The images of photojournalism should have informative content and emotional impact, including human interest, documentary, sports and spot news. In the interest of credibility, PJ images must not misrepresent the truth. No situation should be set up for the purpose of photography and no alteration of the subject matter is allowed, including any techniques that add, combine, relocate, replace or remove any element of the original image. No unnatural sharpening or special effect filters should be applied. Only cropping, resizing, lightening or darkening and restoration of original colour are permitted. However, color images can be converted to monochrome.

Human Interest is defined as an image depicting a person or persons in an interactive, emotional or unusual situation, excluding sports action.

Photo travel images have no geographical limitations. A photo travel image should express the feeling of a time and place and portray a land, its people, or a culture in its natural state. Ultra close-ups, which lose their identity and studio-type model shots do not fall in this category. Techniques that add to, relocate, replace or remove any element of the original image, except by cropping, are not permitted. Techniques that enhance the presentation of the image without changing the photo travel content are permitted. However, all adjustments must appear natural.

Nature photography depicts living, untamed animals and uncultivated plants in a natural habitat, geology and the wide diversity of natural phenomena ranging from insects to icebergs.

Photographs of animals which are domesticated, caged or under any form of restraint, and photographs of cultivated plants are ineligible. Minimal evidence of humans is acceptable for nature subjects.Any manipulation or modification to the original image is limited to minor retouching of blemishes and must not alter the content of the original scene. No techniques that add to, relocate, replace, or remove pictorial elements except by cropping are permitted.

Nature photography is restricted to the use of the photographic process to depict observations from all branches of natural history, except anthropology and archaeology, in such a fashion that a well informed person will be able to identify the subject material and to certify as to its honest presentation. The presence of scientific bands, scientific tags or radio collars on wild animals is permissible. Photographs of artificially produced hybrid plants or animals, mounted specimens, or obviously set arrangements are ineligible, as is any form of manipulation that alters the truth of the photographic statement. Techniques that enhance the presentation of the photograph without changing the nature story or the pictorial content are permitted. However, all adjustments must appear natural. These prescribed rules are followed all over the world and should not be broken.

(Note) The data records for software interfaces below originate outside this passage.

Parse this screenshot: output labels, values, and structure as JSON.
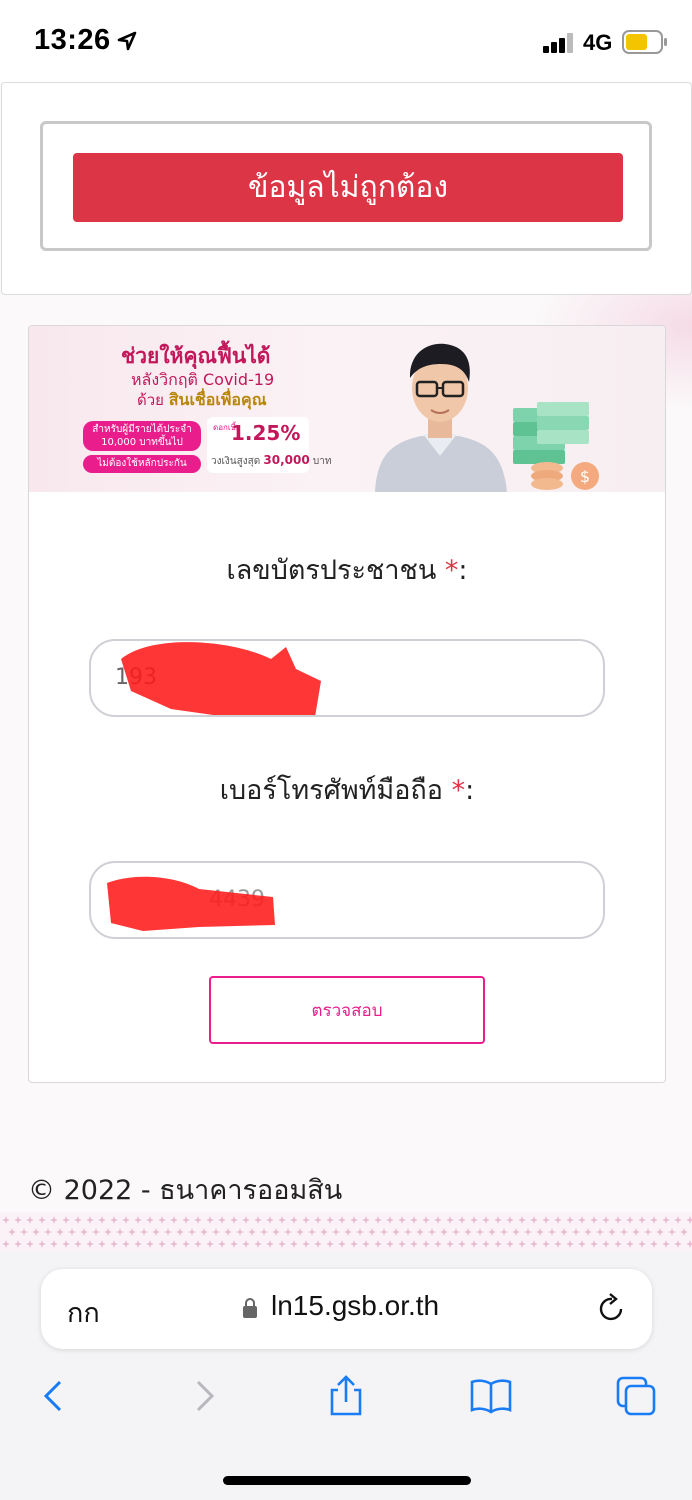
{
  "status_bar": {
    "time": "13:26",
    "network": "4G",
    "battery_color": "#f5c400"
  },
  "error": {
    "message": "ข้อมูลไม่ถูกต้อง"
  },
  "banner": {
    "title": "ช่วยให้คุณฟื้นได้",
    "subtitle": "หลังวิกฤติ Covid-19",
    "with_prefix": "ด้วย",
    "product": "สินเชื่อเพื่อคุณ",
    "pill_income": "สำหรับผู้มีรายได้ประจำ 10,000 บาทขึ้นไป",
    "pill_no_collateral": "ไม่ต้องใช้หลักประกัน",
    "interest_label": "ดอกเบี้ย",
    "interest_rate": "1.25%",
    "limit_prefix": "วงเงินสูงสุด",
    "limit_amount": "30,000",
    "limit_unit": "บาท"
  },
  "form": {
    "id_label": "เลขบัตรประชาชน",
    "id_value": "193",
    "phone_label": "เบอร์โทรศัพท์มือถือ",
    "phone_value": "4439",
    "required_mark": "*",
    "label_suffix": ":",
    "check_button": "ตรวจสอบ"
  },
  "footer": {
    "copyright": "© 2022 - ธนาคารออมสิน"
  },
  "browser": {
    "text_size_label": "กก",
    "url": "ln15.gsb.or.th",
    "accent": "#1a7cf5"
  }
}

We also have categories like pictorial photography where reality is altered to enhance the overall impact of an image. One is free to experiment with his skill of ‘photoshopography’. As compared to the dark room, photoshop has made it easy for photo-enthusiasts to make alterations in images and people spend hours sitting with computers and playing with various elements to get desired result. There are others, who still believe that photoshop should be used to the minimum possible.